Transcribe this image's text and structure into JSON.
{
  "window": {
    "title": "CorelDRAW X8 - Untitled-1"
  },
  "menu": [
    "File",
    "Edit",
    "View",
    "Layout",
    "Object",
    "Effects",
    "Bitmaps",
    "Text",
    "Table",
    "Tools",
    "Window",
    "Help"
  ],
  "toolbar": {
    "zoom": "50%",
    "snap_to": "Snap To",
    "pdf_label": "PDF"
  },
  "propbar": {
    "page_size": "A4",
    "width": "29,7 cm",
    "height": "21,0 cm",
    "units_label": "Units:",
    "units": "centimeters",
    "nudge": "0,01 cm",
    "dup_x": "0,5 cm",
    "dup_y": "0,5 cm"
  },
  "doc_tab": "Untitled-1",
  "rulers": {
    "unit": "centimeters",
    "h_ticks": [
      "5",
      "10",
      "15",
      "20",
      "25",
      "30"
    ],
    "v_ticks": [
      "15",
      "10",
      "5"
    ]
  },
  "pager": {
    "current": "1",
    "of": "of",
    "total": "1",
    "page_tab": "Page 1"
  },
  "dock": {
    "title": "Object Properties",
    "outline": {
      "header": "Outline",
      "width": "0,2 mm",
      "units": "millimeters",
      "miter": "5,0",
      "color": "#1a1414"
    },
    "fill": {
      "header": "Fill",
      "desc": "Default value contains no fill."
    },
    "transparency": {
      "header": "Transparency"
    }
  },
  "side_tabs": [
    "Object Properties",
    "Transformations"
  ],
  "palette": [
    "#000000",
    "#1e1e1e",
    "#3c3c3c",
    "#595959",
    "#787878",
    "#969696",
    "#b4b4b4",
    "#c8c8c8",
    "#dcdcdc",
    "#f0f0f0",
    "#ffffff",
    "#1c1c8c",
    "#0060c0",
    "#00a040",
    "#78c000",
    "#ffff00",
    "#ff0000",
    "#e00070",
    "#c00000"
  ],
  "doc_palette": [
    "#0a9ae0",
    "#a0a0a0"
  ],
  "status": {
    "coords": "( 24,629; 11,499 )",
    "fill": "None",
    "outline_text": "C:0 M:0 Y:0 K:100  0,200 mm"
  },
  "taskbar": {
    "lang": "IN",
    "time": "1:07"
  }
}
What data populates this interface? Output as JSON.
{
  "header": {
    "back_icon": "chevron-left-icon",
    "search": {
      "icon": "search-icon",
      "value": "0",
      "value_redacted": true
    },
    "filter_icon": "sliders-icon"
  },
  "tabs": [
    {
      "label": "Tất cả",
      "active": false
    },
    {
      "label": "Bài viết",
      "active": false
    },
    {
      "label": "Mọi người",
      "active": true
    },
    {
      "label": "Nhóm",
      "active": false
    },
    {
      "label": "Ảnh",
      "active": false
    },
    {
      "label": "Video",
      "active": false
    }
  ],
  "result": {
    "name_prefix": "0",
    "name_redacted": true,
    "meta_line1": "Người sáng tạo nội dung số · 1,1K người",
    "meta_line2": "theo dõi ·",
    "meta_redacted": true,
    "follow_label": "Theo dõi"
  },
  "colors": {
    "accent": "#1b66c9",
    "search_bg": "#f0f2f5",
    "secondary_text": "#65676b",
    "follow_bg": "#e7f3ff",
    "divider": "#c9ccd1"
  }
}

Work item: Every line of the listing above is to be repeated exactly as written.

Solved problem:
Transcribe this image's text and structure into JSON.
{
  "window": {
    "title": "CorelDRAW X8 - Untitled-1"
  },
  "menu": [
    "File",
    "Edit",
    "View",
    "Layout",
    "Object",
    "Effects",
    "Bitmaps",
    "Text",
    "Table",
    "Tools",
    "Window",
    "Help"
  ],
  "toolbar": {
    "zoom": "50%",
    "snap_to": "Snap To",
    "pdf_label": "PDF"
  },
  "propbar": {
    "page_size": "A4",
    "width": "29,7 cm",
    "height": "21,0 cm",
    "units_label": "Units:",
    "units": "centimeters",
    "nudge": "0,01 cm",
    "dup_x": "0,5 cm",
    "dup_y": "0,5 cm"
  },
  "doc_tab": "Untitled-1",
  "rulers": {
    "unit": "centimeters",
    "h_ticks": [
      "5",
      "10",
      "15",
      "20",
      "25",
      "30"
    ],
    "v_ticks": [
      "15",
      "10",
      "5"
    ]
  },
  "pager": {
    "current": "1",
    "of": "of",
    "total": "1",
    "page_tab": "Page 1"
  },
  "dock": {
    "title": "Object Properties",
    "outline": {
      "header": "Outline",
      "width": "0,2 mm",
      "units": "millimeters",
      "miter": "5,0",
      "color": "#1a1414"
    },
    "fill": {
      "header": "Fill",
      "desc": "Default value contains no fill."
    },
    "transparency": {
      "header": "Transparency"
    }
  },
  "side_tabs": [
    "Object Properties",
    "Transformations"
  ],
  "palette": [
    "#000000",
    "#1e1e1e",
    "#3c3c3c",
    "#595959",
    "#787878",
    "#969696",
    "#b4b4b4",
    "#c8c8c8",
    "#dcdcdc",
    "#f0f0f0",
    "#ffffff",
    "#1c1c8c",
    "#0060c0",
    "#00a040",
    "#78c000",
    "#ffff00",
    "#ff0000",
    "#e00070",
    "#c00000"
  ],
  "doc_palette": [
    "#0a9ae0",
    "#a0a0a0"
  ],
  "status": {
    "coords": "( 24,629; 11,499 )",
    "fill": "None",
    "outline_text": "C:0 M:0 Y:0 K:100  0,200 mm"
  },
  "taskbar": {
    "lang": "IN",
    "time": "1:07"
  }
}
What data populates this interface? Output as JSON.
{
  "header": {
    "back_icon": "chevron-left-icon",
    "search": {
      "icon": "search-icon",
      "value": "0",
      "value_redacted": true
    },
    "filter_icon": "sliders-icon"
  },
  "tabs": [
    {
      "label": "Tất cả",
      "active": false
    },
    {
      "label": "Bài viết",
      "active": false
    },
    {
      "label": "Mọi người",
      "active": true
    },
    {
      "label": "Nhóm",
      "active": false
    },
    {
      "label": "Ảnh",
      "active": false
    },
    {
      "label": "Video",
      "active": false
    }
  ],
  "result": {
    "name_prefix": "0",
    "name_redacted": true,
    "meta_line1": "Người sáng tạo nội dung số · 1,1K người",
    "meta_line2": "theo dõi ·",
    "meta_redacted": true,
    "follow_label": "Theo dõi"
  },
  "colors": {
    "accent": "#1b66c9",
    "search_bg": "#f0f2f5",
    "secondary_text": "#65676b",
    "follow_bg": "#e7f3ff",
    "divider": "#c9ccd1"
  }
}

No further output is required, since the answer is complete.